• [What is needed]: Among the entries below, find the lines with "Rates" and copy them.

• [The data]:
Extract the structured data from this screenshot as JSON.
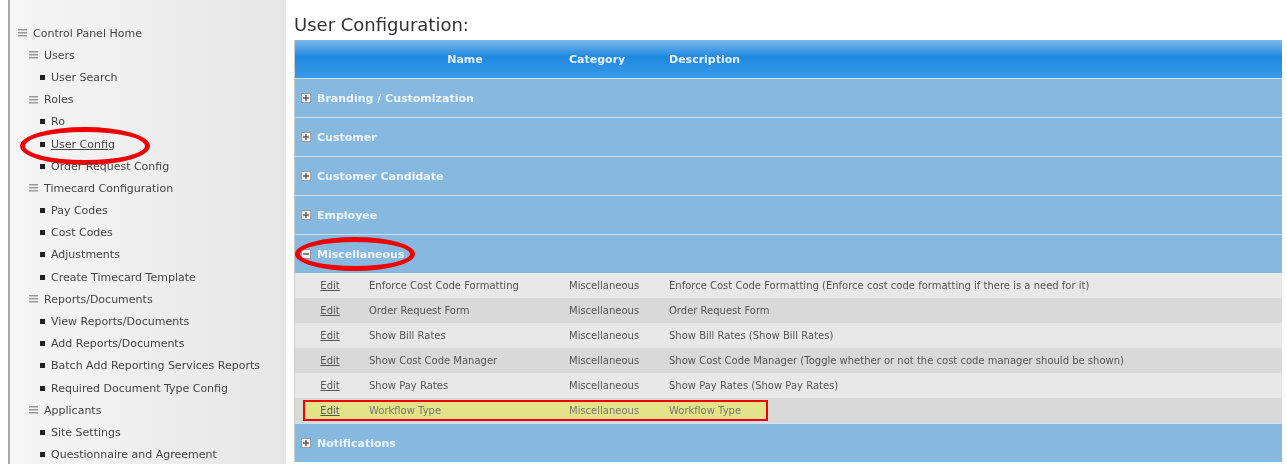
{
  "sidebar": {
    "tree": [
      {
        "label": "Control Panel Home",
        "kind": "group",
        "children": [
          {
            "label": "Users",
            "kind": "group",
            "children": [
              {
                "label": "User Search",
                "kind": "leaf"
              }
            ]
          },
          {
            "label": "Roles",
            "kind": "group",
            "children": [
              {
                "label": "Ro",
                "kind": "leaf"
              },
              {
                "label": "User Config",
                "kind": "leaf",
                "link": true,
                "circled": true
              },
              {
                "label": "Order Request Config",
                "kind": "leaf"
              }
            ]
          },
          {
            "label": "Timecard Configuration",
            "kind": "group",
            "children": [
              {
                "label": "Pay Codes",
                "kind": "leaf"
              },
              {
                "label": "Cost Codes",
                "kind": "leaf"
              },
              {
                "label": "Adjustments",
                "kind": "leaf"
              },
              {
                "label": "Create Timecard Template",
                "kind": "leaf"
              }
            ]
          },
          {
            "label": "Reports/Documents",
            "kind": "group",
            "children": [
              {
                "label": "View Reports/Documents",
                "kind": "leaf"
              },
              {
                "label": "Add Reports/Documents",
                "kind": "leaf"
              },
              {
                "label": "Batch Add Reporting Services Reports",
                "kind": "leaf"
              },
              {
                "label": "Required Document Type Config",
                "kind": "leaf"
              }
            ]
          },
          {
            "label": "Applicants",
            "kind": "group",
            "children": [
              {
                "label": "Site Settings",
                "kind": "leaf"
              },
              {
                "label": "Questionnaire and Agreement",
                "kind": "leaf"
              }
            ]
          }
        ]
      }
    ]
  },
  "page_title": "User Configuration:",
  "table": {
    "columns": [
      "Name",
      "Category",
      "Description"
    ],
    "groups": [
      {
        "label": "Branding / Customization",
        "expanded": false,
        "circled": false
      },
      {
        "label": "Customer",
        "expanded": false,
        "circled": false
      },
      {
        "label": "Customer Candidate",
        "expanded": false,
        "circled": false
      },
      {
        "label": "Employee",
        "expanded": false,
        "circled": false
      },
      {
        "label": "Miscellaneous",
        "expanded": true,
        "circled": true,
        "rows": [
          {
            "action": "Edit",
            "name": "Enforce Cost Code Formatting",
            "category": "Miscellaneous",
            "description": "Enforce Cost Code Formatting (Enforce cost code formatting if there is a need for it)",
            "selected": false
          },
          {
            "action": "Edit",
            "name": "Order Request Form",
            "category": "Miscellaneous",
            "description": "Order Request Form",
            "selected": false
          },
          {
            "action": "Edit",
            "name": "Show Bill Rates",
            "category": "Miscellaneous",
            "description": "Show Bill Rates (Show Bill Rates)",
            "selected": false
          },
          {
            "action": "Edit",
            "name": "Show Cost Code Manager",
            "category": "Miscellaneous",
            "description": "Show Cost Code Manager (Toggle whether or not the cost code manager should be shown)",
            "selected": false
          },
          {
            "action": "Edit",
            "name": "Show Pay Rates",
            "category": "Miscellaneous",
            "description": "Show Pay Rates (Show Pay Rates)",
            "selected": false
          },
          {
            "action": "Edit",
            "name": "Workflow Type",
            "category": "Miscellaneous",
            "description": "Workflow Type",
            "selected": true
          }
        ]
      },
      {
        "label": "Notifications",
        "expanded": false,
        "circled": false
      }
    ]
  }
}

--

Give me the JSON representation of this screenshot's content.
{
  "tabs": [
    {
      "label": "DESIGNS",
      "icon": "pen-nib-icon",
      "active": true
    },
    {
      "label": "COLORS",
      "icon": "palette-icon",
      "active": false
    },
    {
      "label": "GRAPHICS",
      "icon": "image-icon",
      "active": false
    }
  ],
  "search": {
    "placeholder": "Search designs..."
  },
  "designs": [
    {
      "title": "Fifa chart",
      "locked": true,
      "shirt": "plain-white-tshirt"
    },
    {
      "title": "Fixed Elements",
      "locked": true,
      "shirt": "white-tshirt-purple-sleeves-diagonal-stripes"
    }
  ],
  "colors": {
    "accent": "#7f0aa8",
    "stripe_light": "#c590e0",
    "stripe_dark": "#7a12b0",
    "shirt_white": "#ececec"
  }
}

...

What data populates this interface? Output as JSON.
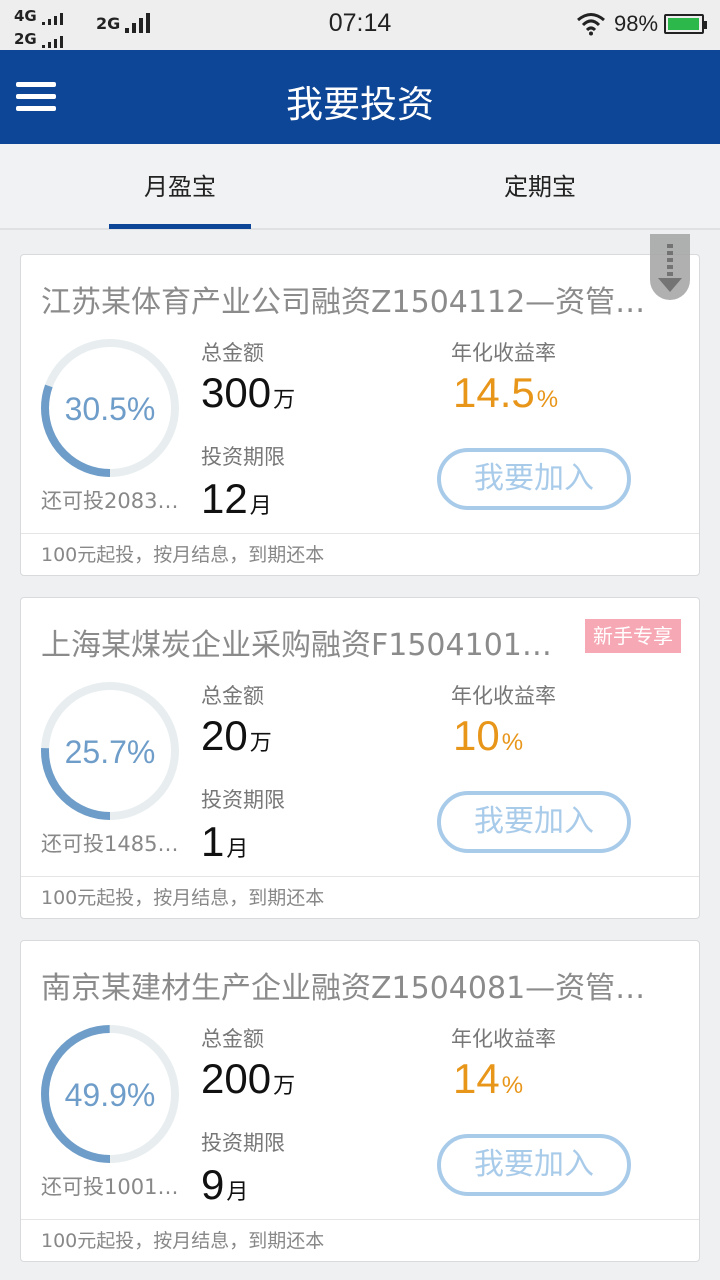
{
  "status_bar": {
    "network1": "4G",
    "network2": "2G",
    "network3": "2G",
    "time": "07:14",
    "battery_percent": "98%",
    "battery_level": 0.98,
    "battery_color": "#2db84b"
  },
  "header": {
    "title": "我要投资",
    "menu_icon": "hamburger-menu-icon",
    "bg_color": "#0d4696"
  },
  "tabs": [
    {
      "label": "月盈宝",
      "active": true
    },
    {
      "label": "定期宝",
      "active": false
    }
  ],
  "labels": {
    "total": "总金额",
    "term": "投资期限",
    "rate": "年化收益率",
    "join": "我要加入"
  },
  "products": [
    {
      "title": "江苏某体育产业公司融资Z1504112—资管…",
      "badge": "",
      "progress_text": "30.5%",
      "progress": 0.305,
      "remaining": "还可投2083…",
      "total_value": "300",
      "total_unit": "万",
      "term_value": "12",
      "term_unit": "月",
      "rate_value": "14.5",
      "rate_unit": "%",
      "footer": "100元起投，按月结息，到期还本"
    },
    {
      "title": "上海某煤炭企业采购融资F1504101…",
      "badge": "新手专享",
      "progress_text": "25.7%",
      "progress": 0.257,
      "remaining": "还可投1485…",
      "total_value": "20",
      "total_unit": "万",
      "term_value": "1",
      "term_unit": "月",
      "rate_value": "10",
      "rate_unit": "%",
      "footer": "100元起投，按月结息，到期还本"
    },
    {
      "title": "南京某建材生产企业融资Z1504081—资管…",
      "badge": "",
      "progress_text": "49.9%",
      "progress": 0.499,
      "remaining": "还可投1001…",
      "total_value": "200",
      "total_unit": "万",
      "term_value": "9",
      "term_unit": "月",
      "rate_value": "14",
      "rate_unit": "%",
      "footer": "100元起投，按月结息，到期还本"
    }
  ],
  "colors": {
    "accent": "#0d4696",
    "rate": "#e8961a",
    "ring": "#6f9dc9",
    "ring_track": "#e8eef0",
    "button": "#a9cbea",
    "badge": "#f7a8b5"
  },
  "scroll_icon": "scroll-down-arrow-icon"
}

• [Exercise result]:
            "name": "Show Bill Rates",
            "description": "Show Bill Rates (Show Bill Rates)",
            "name": "Show Pay Rates",
            "description": "Show Pay Rates (Show Pay Rates)",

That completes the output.